Peter Clark MacFarlane. Held to Answer: A Novel (1916) Illustrated by W.B. King. 521 pp.
“Eternal loyalty is the price of true success!” This is the motto of young John Hampstead, who has the opportunity to put it to the ultimate test. The first half of this novel chronicles Hampstead’s career trajectory from railroad clerk in Los Angeles to stage actor in San Francisco to door-to-door book agent and, finally, to respected, self-sacrificing minister of All People’s Church in Oakland. Financially responsible for his sister and her two children, John has always been determined to be successful and has finally found his calling as a pastor who will go to any length necessary to aid those—the downtrodden, misfortunate, and sometimes even criminal—who need his help. Things change dramatically when Marien Dounay, a successful actress with whom Hampstead had formed a brief attachment when they were both ambitious, struggling thespians, returns to Oakland seeking to renew their relationship. Not interested in returning to his former lifestyle, John rejects her advances. Then, Rollo Charles Burbeck, a bank clerk and son of John’s fiercest supporters at the church, steals Marien’s diamond necklace in order to cover the fact that he had “borrowed” some of the bank’s money in order to pay off his gambling debts. When the robbery goes wrong, he comes to John for help. John agrees to help him replace the money as long as he returns the necklace to Marien and confesses his crime to her. Through Rollo’s cowardice and Marien’s desire for revenge, John is blamed for the crime. Refusing to name the real criminal—due to his concern for the fragile health of Rollo’s mother and his commitment to loyalty—John is held to answer the charge himself.

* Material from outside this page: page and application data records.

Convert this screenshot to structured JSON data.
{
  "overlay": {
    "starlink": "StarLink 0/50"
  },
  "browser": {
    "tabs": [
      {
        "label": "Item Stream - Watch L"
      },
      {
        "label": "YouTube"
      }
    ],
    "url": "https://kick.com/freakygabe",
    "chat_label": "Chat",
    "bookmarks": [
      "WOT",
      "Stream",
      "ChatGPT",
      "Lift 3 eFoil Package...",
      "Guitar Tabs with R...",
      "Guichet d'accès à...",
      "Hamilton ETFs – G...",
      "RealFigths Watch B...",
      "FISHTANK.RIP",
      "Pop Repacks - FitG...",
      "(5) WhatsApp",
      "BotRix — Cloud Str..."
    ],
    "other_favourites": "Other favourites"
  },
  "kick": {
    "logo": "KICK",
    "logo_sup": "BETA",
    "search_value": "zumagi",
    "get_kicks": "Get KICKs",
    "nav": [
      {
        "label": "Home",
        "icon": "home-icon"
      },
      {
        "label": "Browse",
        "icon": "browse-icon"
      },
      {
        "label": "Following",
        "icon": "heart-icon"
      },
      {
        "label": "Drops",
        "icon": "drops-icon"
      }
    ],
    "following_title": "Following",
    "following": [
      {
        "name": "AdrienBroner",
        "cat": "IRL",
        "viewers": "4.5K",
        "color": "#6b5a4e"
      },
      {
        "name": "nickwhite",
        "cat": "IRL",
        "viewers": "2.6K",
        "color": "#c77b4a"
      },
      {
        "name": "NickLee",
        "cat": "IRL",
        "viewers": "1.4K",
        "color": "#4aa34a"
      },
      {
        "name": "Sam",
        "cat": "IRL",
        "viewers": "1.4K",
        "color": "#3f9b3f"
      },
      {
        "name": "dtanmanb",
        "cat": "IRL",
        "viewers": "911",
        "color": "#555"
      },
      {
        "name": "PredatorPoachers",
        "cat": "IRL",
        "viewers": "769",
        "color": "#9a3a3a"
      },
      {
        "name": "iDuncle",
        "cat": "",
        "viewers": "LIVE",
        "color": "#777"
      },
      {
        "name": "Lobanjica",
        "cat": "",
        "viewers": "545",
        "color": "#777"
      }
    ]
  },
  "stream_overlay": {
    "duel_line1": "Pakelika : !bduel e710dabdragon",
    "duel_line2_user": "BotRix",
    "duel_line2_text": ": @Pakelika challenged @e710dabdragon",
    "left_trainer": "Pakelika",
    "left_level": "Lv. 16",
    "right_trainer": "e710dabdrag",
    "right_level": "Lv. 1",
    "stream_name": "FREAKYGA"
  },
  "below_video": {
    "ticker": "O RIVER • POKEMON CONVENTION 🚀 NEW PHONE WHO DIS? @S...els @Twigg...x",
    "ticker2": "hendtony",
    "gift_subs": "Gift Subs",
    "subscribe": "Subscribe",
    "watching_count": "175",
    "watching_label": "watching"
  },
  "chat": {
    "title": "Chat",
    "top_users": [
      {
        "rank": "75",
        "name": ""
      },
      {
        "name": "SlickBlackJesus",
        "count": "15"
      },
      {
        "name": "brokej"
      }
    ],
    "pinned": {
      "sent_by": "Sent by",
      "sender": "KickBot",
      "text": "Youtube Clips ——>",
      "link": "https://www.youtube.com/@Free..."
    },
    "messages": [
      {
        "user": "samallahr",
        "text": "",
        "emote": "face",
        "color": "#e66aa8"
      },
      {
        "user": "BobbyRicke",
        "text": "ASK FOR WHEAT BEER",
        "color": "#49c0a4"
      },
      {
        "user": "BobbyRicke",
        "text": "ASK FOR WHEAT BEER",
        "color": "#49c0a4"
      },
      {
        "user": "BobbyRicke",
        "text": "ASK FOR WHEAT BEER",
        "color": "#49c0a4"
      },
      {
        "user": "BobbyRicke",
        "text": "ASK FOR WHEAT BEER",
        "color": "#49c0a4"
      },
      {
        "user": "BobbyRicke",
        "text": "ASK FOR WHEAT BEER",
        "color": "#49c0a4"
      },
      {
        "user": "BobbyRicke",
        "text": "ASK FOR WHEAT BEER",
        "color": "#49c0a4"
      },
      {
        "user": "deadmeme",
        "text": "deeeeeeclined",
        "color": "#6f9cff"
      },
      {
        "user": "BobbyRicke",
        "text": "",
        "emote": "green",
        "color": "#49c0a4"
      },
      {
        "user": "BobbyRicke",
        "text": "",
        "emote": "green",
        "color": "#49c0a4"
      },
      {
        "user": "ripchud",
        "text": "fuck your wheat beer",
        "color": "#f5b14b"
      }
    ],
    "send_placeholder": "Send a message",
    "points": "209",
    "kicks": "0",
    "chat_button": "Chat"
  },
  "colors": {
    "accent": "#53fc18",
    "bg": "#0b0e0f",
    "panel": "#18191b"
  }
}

Setting: Oakland; San Francisco [1900s]
Baird & Greenwood 1613